Could you find every line in the records below that contains the word "label" and copy it?

**Web page and app entries:**
◇ ◇ ◇ ◇ ◇ ◇ ◇

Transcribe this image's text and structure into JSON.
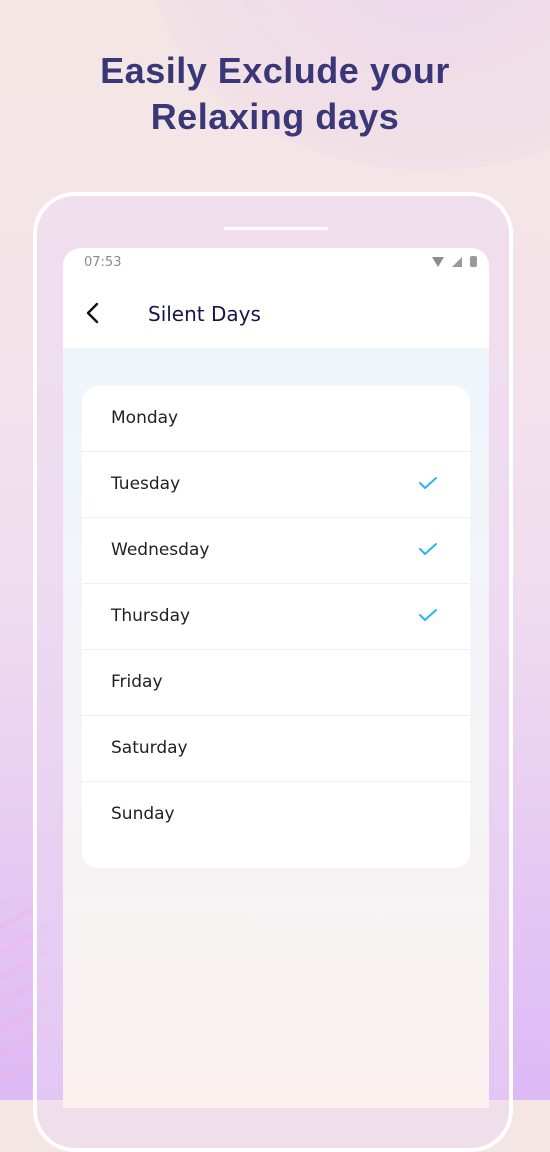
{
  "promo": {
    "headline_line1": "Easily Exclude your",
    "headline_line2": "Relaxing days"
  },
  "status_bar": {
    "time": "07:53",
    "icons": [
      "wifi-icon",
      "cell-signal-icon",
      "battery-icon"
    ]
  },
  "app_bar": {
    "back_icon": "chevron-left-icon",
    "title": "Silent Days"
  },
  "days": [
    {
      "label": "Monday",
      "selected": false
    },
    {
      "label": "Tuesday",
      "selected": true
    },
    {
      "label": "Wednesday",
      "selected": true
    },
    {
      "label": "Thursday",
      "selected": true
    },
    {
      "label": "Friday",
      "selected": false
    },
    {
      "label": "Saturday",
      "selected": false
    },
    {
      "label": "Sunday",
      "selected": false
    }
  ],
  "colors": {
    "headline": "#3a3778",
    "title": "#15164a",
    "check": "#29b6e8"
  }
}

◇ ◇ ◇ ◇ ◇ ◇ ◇

**OUTPUT BELOW:**
      "label": "Monday",
      "label": "Tuesday",
      "label": "Wednesday",
      "label": "Thursday",
      "label": "Friday",
      "label": "Saturday",
      "label": "Sunday",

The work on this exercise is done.